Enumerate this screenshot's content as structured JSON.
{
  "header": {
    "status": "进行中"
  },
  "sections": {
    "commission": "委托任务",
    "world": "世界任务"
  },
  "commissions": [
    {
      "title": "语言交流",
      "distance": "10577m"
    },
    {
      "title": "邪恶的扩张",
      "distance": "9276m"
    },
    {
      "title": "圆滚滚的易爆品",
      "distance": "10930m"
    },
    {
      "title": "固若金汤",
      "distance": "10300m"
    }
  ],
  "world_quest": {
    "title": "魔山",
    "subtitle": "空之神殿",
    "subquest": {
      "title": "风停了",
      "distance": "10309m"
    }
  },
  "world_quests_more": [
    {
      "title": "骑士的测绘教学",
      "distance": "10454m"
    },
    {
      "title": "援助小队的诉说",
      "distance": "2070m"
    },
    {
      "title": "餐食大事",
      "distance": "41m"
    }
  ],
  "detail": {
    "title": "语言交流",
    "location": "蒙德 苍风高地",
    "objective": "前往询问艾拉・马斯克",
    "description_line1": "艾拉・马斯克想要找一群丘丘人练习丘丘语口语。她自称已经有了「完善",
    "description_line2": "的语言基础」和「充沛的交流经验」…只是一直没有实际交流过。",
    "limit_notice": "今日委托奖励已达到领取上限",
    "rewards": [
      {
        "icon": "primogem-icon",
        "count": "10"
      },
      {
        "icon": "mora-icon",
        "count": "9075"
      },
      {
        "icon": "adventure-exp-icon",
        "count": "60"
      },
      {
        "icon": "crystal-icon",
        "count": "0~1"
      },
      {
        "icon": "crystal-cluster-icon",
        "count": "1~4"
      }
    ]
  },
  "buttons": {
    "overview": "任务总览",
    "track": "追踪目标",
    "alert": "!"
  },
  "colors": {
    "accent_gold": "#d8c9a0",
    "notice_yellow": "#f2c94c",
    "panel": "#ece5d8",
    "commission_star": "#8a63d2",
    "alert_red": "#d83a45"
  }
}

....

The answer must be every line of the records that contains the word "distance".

      "distance": "10577m"
      "distance": "9276m"
      "distance": "10930m"
      "distance": "10300m"
      "distance": "10309m"
      "distance": "10454m"
      "distance": "2070m"
      "distance": "41m"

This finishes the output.